§ TASK ITEM:
Search the records for the word "home" and pick out every line that has it.

§ DATA:
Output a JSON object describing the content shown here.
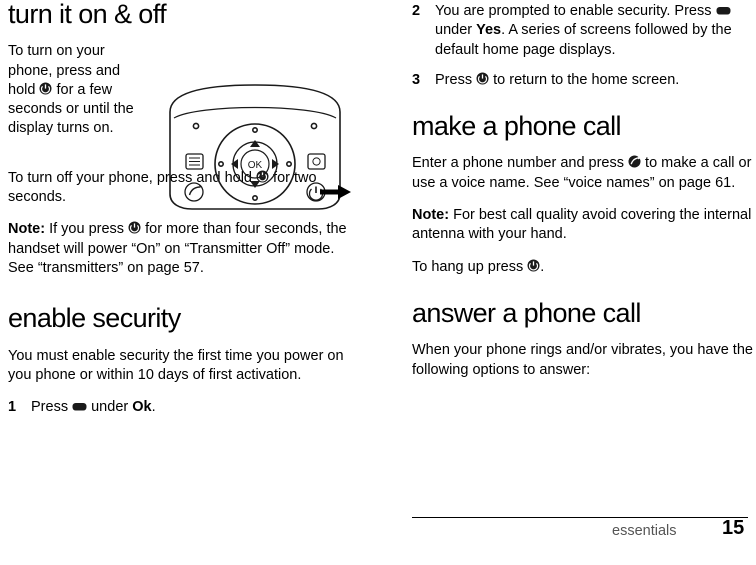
{
  "document": {
    "page_number": "15",
    "footer_label": "essentials"
  },
  "left_column": {
    "section_title": "turn it on & off",
    "paragraph_1_a": "To turn on your phone, press and hold ",
    "paragraph_1_b": " for a few seconds or until the display turns on.",
    "paragraph_2_a": "To turn off your phone, press and hold ",
    "paragraph_2_b": " for two seconds.",
    "note_label": "Note:",
    "note_a": " If you press ",
    "note_b": " for more than four seconds, the handset will power “On” on “Transmitter Off” mode. See “transmitters” on page 57.",
    "section_title_2": "enable security",
    "paragraph_3": "You must enable security the first time you power on you phone or within 10 days of first activation.",
    "step_1": {
      "num": "1",
      "text_a": "Press ",
      "text_b": " under ",
      "emph": "Ok",
      "text_c": "."
    },
    "illustration": {
      "name": "phone-keypad-illustration",
      "ok_label": "OK"
    }
  },
  "right_column": {
    "step_2": {
      "num": "2",
      "text_a": "You are prompted to enable security. Press ",
      "text_b": " under ",
      "emph": "Yes",
      "text_c": ". A series of screens followed by the default home page displays."
    },
    "step_3": {
      "num": "3",
      "text_a": "Press ",
      "text_b": " to return to the home screen."
    },
    "section_title": "make a phone call",
    "paragraph_1_a": "Enter a phone number and press ",
    "paragraph_1_b": " to make a call or use a voice name. See “voice names” on page 61.",
    "note_label": "Note:",
    "note_text": " For best call quality avoid covering the internal antenna with your hand.",
    "paragraph_2_a": "To hang up press ",
    "paragraph_2_b": ".",
    "section_title_2": "answer a phone call",
    "paragraph_3": "When your phone rings and/or vibrates, you have the following options to answer:"
  },
  "icons": {
    "power_key": "power-key-icon",
    "soft_key": "soft-key-icon",
    "end_key": "end-key-icon",
    "send_key": "send-key-icon"
  },
  "colors": {
    "text": "#000000",
    "footer_label": "#555555",
    "illustration_line": "#1a1a1a"
  }
}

§ SOLUTION TO THIS EXERCISE:
      "text_c": ". A series of screens followed by the default home page displays."
      "text_b": " to return to the home screen."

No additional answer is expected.